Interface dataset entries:
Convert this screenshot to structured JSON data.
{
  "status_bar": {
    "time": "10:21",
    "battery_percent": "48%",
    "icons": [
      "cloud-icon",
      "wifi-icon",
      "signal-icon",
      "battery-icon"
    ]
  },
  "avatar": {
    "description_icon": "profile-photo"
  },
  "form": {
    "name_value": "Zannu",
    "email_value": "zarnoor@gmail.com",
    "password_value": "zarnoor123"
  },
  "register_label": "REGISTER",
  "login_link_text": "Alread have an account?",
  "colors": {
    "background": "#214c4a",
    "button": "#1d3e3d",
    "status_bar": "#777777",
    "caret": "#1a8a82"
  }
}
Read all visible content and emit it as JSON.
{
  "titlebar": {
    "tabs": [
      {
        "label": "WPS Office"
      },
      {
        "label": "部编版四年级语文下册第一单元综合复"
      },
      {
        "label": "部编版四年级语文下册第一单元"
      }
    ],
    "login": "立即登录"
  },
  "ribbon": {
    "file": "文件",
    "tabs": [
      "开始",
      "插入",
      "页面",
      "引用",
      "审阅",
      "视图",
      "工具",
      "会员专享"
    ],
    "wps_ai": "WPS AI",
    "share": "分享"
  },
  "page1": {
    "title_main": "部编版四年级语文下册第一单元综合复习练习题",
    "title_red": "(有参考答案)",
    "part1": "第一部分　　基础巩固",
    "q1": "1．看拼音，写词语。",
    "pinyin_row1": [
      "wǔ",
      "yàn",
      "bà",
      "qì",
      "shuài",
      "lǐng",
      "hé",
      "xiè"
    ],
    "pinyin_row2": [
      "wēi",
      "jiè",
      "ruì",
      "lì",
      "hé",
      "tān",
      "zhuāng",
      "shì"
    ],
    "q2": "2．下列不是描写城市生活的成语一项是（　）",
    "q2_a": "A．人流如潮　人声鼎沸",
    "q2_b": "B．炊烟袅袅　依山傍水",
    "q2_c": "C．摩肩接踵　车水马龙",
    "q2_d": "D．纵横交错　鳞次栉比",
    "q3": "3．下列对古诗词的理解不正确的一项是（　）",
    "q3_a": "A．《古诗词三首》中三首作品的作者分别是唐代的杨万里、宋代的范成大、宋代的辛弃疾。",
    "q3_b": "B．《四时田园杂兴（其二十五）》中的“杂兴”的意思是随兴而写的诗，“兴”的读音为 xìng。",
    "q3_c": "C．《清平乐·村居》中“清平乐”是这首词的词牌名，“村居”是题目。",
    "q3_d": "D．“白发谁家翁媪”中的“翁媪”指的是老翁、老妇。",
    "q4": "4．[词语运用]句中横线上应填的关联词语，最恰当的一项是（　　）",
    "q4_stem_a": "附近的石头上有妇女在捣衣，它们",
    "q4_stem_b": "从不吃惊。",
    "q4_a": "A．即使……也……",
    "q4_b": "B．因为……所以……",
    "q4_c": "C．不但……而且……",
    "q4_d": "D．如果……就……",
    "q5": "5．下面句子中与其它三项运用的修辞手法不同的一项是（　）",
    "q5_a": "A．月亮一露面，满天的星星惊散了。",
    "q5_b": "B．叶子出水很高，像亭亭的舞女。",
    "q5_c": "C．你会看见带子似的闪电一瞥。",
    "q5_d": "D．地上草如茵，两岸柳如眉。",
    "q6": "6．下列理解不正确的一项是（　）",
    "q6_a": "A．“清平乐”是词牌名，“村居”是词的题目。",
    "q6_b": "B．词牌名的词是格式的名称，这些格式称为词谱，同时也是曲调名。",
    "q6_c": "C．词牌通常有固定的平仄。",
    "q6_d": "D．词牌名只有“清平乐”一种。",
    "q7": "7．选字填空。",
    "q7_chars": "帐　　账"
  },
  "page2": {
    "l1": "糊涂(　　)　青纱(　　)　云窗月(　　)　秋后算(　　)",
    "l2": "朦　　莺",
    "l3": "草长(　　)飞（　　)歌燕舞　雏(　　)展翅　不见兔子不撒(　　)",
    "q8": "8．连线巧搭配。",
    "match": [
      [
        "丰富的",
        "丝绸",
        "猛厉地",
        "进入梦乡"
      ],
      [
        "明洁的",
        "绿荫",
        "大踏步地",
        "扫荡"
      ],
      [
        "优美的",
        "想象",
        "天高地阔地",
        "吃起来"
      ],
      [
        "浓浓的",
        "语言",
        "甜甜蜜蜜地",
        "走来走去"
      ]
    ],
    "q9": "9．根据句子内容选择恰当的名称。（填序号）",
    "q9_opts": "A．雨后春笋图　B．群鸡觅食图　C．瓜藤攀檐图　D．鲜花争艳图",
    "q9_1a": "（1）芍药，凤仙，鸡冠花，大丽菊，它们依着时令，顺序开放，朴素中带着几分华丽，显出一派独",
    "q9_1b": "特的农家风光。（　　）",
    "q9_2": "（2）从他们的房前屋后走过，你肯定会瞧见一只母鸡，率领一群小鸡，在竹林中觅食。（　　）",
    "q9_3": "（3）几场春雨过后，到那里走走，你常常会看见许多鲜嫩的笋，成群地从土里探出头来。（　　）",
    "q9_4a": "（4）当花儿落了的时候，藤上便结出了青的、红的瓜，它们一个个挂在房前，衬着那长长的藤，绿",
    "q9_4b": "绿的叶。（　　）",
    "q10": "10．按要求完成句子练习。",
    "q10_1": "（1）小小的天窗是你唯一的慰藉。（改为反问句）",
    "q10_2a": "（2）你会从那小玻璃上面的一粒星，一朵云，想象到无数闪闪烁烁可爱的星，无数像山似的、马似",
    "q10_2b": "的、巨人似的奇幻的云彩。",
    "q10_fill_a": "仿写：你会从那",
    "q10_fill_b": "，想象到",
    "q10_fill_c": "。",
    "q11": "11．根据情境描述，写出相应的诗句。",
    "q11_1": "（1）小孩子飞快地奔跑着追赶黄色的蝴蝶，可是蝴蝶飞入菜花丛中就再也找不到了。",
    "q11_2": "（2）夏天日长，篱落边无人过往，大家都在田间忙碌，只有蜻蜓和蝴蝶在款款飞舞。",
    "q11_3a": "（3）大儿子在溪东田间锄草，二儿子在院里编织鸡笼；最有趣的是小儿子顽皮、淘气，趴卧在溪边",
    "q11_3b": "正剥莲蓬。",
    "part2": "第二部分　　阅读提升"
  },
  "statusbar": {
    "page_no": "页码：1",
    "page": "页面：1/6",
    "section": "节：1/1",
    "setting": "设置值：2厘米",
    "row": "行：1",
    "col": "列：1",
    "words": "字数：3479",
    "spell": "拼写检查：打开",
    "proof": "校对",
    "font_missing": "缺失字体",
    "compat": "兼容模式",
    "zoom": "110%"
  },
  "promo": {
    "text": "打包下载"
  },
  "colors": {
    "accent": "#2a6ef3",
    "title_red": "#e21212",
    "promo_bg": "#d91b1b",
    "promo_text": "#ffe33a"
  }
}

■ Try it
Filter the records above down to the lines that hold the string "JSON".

■ Your solution
Convert this screenshot to structured JSON data.
Read all visible content and emit it as JSON.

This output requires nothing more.